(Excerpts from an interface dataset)
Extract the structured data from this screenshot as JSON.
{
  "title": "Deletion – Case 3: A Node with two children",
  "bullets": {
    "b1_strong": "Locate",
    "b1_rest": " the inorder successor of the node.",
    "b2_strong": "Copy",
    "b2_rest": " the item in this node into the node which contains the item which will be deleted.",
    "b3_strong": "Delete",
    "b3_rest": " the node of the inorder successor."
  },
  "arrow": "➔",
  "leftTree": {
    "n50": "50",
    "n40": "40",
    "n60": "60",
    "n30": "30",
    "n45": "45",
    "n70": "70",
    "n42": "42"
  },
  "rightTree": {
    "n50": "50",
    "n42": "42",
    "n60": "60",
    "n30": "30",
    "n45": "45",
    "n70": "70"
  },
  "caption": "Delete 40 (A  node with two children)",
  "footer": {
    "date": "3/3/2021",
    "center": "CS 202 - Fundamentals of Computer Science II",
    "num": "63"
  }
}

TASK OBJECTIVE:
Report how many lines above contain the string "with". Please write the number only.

SOLVED PROBLEM:
2